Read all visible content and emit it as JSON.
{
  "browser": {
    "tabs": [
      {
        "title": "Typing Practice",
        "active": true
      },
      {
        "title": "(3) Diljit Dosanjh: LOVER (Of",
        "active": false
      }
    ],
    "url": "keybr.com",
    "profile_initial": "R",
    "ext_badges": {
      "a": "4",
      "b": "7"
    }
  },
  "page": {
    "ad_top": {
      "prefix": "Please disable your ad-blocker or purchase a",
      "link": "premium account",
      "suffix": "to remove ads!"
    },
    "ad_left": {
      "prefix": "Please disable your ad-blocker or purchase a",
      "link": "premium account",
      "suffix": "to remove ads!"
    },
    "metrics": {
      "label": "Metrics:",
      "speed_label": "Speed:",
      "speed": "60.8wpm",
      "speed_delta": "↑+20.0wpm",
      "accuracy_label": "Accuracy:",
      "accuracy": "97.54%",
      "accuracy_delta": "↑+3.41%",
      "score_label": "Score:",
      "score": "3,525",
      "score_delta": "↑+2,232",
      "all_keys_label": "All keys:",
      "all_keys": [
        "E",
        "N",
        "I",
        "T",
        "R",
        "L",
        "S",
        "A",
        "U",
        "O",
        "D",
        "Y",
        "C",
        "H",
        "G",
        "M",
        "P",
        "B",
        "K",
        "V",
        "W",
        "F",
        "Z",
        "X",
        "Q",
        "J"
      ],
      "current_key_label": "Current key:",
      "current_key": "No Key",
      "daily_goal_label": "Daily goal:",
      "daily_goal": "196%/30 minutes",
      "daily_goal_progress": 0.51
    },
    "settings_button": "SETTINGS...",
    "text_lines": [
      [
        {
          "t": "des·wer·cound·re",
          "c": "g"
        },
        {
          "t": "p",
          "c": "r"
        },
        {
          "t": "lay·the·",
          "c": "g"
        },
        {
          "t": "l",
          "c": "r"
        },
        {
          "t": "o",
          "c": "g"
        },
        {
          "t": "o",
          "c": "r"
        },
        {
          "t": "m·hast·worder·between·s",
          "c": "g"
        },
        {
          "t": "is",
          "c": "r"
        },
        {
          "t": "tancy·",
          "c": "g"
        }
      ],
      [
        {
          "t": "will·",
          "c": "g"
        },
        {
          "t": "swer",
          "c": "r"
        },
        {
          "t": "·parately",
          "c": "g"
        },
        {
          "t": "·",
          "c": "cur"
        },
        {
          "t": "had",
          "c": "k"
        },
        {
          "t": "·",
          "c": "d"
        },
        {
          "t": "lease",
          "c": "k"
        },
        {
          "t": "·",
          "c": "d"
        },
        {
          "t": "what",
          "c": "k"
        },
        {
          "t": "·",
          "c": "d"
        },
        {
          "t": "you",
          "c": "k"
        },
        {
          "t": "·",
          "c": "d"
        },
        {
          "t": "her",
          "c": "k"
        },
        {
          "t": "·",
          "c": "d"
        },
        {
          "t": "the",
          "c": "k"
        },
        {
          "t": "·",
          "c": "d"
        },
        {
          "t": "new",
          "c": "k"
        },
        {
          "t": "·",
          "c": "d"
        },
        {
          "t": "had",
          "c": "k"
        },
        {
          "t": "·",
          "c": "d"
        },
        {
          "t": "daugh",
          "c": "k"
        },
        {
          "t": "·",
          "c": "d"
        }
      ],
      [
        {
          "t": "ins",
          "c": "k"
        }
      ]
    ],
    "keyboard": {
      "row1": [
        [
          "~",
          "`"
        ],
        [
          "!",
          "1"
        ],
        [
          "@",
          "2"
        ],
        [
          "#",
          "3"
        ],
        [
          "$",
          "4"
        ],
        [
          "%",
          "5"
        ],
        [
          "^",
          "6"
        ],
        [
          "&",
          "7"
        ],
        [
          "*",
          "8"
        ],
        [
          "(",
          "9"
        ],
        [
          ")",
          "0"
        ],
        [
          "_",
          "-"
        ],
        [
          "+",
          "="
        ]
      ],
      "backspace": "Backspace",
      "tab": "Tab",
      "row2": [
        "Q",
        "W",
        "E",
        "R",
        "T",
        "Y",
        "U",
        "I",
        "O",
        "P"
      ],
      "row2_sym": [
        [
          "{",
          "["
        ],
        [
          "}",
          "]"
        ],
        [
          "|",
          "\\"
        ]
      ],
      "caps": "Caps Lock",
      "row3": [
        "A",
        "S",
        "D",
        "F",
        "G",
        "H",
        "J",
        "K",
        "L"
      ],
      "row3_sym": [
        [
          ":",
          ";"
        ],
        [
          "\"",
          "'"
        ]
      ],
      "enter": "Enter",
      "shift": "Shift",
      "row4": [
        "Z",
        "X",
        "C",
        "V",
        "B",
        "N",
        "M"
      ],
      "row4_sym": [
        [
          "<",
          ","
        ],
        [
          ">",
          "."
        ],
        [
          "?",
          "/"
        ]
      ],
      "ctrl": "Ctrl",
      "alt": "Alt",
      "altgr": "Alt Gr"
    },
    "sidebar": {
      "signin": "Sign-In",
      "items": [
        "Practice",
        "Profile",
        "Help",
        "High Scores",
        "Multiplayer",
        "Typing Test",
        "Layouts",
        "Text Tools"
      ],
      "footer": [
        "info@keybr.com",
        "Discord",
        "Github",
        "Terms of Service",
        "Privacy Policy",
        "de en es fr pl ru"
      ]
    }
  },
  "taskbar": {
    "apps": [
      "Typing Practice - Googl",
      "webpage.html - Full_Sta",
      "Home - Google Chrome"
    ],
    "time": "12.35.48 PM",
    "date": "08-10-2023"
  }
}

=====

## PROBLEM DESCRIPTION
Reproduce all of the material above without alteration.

## TASK ANSWER
Read all visible content and emit it as JSON.
{
  "browser": {
    "tabs": [
      {
        "title": "Typing Practice",
        "active": true
      },
      {
        "title": "(3) Diljit Dosanjh: LOVER (Of",
        "active": false
      }
    ],
    "url": "keybr.com",
    "profile_initial": "R",
    "ext_badges": {
      "a": "4",
      "b": "7"
    }
  },
  "page": {
    "ad_top": {
      "prefix": "Please disable your ad-blocker or purchase a",
      "link": "premium account",
      "suffix": "to remove ads!"
    },
    "ad_left": {
      "prefix": "Please disable your ad-blocker or purchase a",
      "link": "premium account",
      "suffix": "to remove ads!"
    },
    "metrics": {
      "label": "Metrics:",
      "speed_label": "Speed:",
      "speed": "60.8wpm",
      "speed_delta": "↑+20.0wpm",
      "accuracy_label": "Accuracy:",
      "accuracy": "97.54%",
      "accuracy_delta": "↑+3.41%",
      "score_label": "Score:",
      "score": "3,525",
      "score_delta": "↑+2,232",
      "all_keys_label": "All keys:",
      "all_keys": [
        "E",
        "N",
        "I",
        "T",
        "R",
        "L",
        "S",
        "A",
        "U",
        "O",
        "D",
        "Y",
        "C",
        "H",
        "G",
        "M",
        "P",
        "B",
        "K",
        "V",
        "W",
        "F",
        "Z",
        "X",
        "Q",
        "J"
      ],
      "current_key_label": "Current key:",
      "current_key": "No Key",
      "daily_goal_label": "Daily goal:",
      "daily_goal": "196%/30 minutes",
      "daily_goal_progress": 0.51
    },
    "settings_button": "SETTINGS...",
    "text_lines": [
      [
        {
          "t": "des·wer·cound·re",
          "c": "g"
        },
        {
          "t": "p",
          "c": "r"
        },
        {
          "t": "lay·the·",
          "c": "g"
        },
        {
          "t": "l",
          "c": "r"
        },
        {
          "t": "o",
          "c": "g"
        },
        {
          "t": "o",
          "c": "r"
        },
        {
          "t": "m·hast·worder·between·s",
          "c": "g"
        },
        {
          "t": "is",
          "c": "r"
        },
        {
          "t": "tancy·",
          "c": "g"
        }
      ],
      [
        {
          "t": "will·",
          "c": "g"
        },
        {
          "t": "swer",
          "c": "r"
        },
        {
          "t": "·parately",
          "c": "g"
        },
        {
          "t": "·",
          "c": "cur"
        },
        {
          "t": "had",
          "c": "k"
        },
        {
          "t": "·",
          "c": "d"
        },
        {
          "t": "lease",
          "c": "k"
        },
        {
          "t": "·",
          "c": "d"
        },
        {
          "t": "what",
          "c": "k"
        },
        {
          "t": "·",
          "c": "d"
        },
        {
          "t": "you",
          "c": "k"
        },
        {
          "t": "·",
          "c": "d"
        },
        {
          "t": "her",
          "c": "k"
        },
        {
          "t": "·",
          "c": "d"
        },
        {
          "t": "the",
          "c": "k"
        },
        {
          "t": "·",
          "c": "d"
        },
        {
          "t": "new",
          "c": "k"
        },
        {
          "t": "·",
          "c": "d"
        },
        {
          "t": "had",
          "c": "k"
        },
        {
          "t": "·",
          "c": "d"
        },
        {
          "t": "daugh",
          "c": "k"
        },
        {
          "t": "·",
          "c": "d"
        }
      ],
      [
        {
          "t": "ins",
          "c": "k"
        }
      ]
    ],
    "keyboard": {
      "row1": [
        [
          "~",
          "`"
        ],
        [
          "!",
          "1"
        ],
        [
          "@",
          "2"
        ],
        [
          "#",
          "3"
        ],
        [
          "$",
          "4"
        ],
        [
          "%",
          "5"
        ],
        [
          "^",
          "6"
        ],
        [
          "&",
          "7"
        ],
        [
          "*",
          "8"
        ],
        [
          "(",
          "9"
        ],
        [
          ")",
          "0"
        ],
        [
          "_",
          "-"
        ],
        [
          "+",
          "="
        ]
      ],
      "backspace": "Backspace",
      "tab": "Tab",
      "row2": [
        "Q",
        "W",
        "E",
        "R",
        "T",
        "Y",
        "U",
        "I",
        "O",
        "P"
      ],
      "row2_sym": [
        [
          "{",
          "["
        ],
        [
          "}",
          "]"
        ],
        [
          "|",
          "\\"
        ]
      ],
      "caps": "Caps Lock",
      "row3": [
        "A",
        "S",
        "D",
        "F",
        "G",
        "H",
        "J",
        "K",
        "L"
      ],
      "row3_sym": [
        [
          ":",
          ";"
        ],
        [
          "\"",
          "'"
        ]
      ],
      "enter": "Enter",
      "shift": "Shift",
      "row4": [
        "Z",
        "X",
        "C",
        "V",
        "B",
        "N",
        "M"
      ],
      "row4_sym": [
        [
          "<",
          ","
        ],
        [
          ">",
          "."
        ],
        [
          "?",
          "/"
        ]
      ],
      "ctrl": "Ctrl",
      "alt": "Alt",
      "altgr": "Alt Gr"
    },
    "sidebar": {
      "signin": "Sign-In",
      "items": [
        "Practice",
        "Profile",
        "Help",
        "High Scores",
        "Multiplayer",
        "Typing Test",
        "Layouts",
        "Text Tools"
      ],
      "footer": [
        "info@keybr.com",
        "Discord",
        "Github",
        "Terms of Service",
        "Privacy Policy",
        "de en es fr pl ru"
      ]
    }
  },
  "taskbar": {
    "apps": [
      "Typing Practice - Googl",
      "webpage.html - Full_Sta",
      "Home - Google Chrome"
    ],
    "time": "12.35.48 PM",
    "date": "08-10-2023"
  }
}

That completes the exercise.